Objective: To determine if the baseline presence of autoantibodies to peptidylarginine deiminase 4 (PAD4) predicts therapeutic response to biologic and conventional disease-modifying antirheumatic drugs (DMARDs) in patients with rheumatoid arthritis (RA) in whom methotrexate (MTX) monotherapy was unsuccessful. Methods: Baseline serum from 282 RA patients in whom MTX monotherapy was unsuccessful was screened for the presence of anti-PAD4 antibodies by immunoprecipitation. Clinical response to either triple DMARD (MTX, sulfasalazine, and hydroxychloroquine) or MTX/etanercept combination therapy was determined at 24 and 48 weeks post–treatment initiation. Disease activity was measured using the Disease Activity Score 28-joint assessment (DAS28), and erosive disease was quantified using the Sharp/van der Heijde scoring method.
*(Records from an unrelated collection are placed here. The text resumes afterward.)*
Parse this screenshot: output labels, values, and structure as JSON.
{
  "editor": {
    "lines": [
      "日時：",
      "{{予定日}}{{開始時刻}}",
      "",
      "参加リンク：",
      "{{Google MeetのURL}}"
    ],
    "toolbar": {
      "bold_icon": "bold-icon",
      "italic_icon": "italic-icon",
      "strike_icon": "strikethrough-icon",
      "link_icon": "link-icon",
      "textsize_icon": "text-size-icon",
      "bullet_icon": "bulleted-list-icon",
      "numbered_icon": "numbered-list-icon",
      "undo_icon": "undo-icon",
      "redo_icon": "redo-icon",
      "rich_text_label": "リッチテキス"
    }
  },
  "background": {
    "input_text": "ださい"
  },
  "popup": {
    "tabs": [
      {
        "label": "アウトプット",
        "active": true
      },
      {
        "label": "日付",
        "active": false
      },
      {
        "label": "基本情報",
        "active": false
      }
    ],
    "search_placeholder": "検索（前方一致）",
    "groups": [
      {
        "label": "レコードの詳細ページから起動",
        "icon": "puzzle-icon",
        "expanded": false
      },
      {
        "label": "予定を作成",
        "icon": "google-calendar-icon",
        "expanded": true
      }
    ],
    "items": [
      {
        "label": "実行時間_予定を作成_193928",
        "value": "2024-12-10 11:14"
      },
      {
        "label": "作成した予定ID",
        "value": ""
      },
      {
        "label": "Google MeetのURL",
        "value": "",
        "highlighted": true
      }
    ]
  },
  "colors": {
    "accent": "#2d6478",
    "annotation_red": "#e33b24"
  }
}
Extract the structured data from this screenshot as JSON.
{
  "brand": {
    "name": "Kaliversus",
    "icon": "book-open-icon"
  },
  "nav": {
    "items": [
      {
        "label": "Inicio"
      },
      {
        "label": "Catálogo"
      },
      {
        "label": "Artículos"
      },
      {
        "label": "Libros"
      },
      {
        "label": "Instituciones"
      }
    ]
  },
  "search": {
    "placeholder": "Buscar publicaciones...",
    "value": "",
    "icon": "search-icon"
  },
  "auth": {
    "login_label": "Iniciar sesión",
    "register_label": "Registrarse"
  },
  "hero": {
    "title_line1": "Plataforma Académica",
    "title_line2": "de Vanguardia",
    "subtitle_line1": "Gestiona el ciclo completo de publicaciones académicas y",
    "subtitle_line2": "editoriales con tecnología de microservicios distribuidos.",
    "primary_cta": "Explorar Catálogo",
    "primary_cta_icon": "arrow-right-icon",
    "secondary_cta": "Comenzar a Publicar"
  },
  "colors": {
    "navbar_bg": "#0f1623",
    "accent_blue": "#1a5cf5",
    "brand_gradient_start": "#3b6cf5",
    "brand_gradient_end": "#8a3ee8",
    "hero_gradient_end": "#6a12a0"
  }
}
Generalized estimating equations (GEEs) were used to model the clinical responses to treatment in patients with and those without baseline anti-PAD4 antibodies. Results: Anti-PAD4 antibody positivity was associated with male sex, a history of never smoking, and anti–citrullinated protein antibodies. At baseline, patients with anti-PAD4 antibodies had longer disease duration and significantly more radiographic joint damage than anti-PAD4–negative patients, but did not differ in disease activity according to the DAS28. In unadjusted analyses and multivariable GEE models, patients with anti-PAD4 antibodies exhibited greater improvements in DAS28 (adjusted P = 0.02 and P = 0.008, respectively) and less radiographic progression (adjusted P = 0.01 and P = 0.002, respectively) compared to anti-PAD antibody–negative patients, independent of treatment received. Conclusion: Although anti-PAD4 antibodies were associated with worse baseline radiographic joint damage, suggesting a history of active or undiagnosed disease, treatment escalation therapy was more effective in reducing disease activity and slowing the progression of joint damage in this patient subset.
ASJC Scopus subject areas
- Immunology and Allergy